(Stored items)
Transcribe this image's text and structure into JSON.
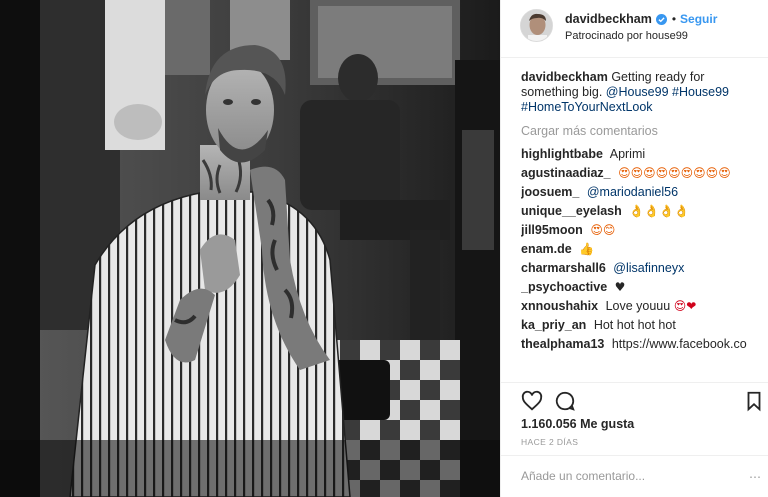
{
  "colors": {
    "link": "#003569",
    "follow": "#3897f0",
    "muted": "#999999",
    "text": "#262626",
    "heart": "#d0021b"
  },
  "header": {
    "username": "davidbeckham",
    "follow_label": "Seguir",
    "separator": "•",
    "sponsored": "Patrocinado por house99",
    "verified_icon": "verified-badge-icon"
  },
  "caption": {
    "user": "davidbeckham",
    "text": "Getting ready for something big.",
    "mentions": [
      "@House99",
      "#House99",
      "#HomeToYourNextLook"
    ]
  },
  "load_more": "Cargar más comentarios",
  "comments": [
    {
      "user": "highlightbabe",
      "text": "Aprimi"
    },
    {
      "user": "agustinaadiaz_",
      "text": "😍😍😍😍😍😍😍😍😍"
    },
    {
      "user": "joosuem_",
      "text": "@mariodaniel56"
    },
    {
      "user": "unique__eyelash",
      "text": "👌👌👌👌"
    },
    {
      "user": "jill95moon",
      "text": "😍😊"
    },
    {
      "user": "enam.de",
      "text": "👍"
    },
    {
      "user": "charmarshall6",
      "text": "@lisafinneyx"
    },
    {
      "user": "_psychoactive",
      "text": "♥"
    },
    {
      "user": "xnnoushahix",
      "text": "Love youuu",
      "emoji": "😍❤"
    },
    {
      "user": "ka_priy_an",
      "text": "Hot hot hot hot"
    },
    {
      "user": "thealphama13",
      "text": "https://www.facebook.co"
    }
  ],
  "actions": {
    "like_icon": "heart-outline-icon",
    "comment_icon": "comment-bubble-icon",
    "save_icon": "bookmark-icon"
  },
  "likes": "1.160.056 Me gusta",
  "time": "HACE 2 DÍAS",
  "add_comment": {
    "placeholder": "Añade un comentario..."
  },
  "more_icon": "more-options-icon"
}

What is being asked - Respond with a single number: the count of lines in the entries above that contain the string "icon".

Exercise answer - 5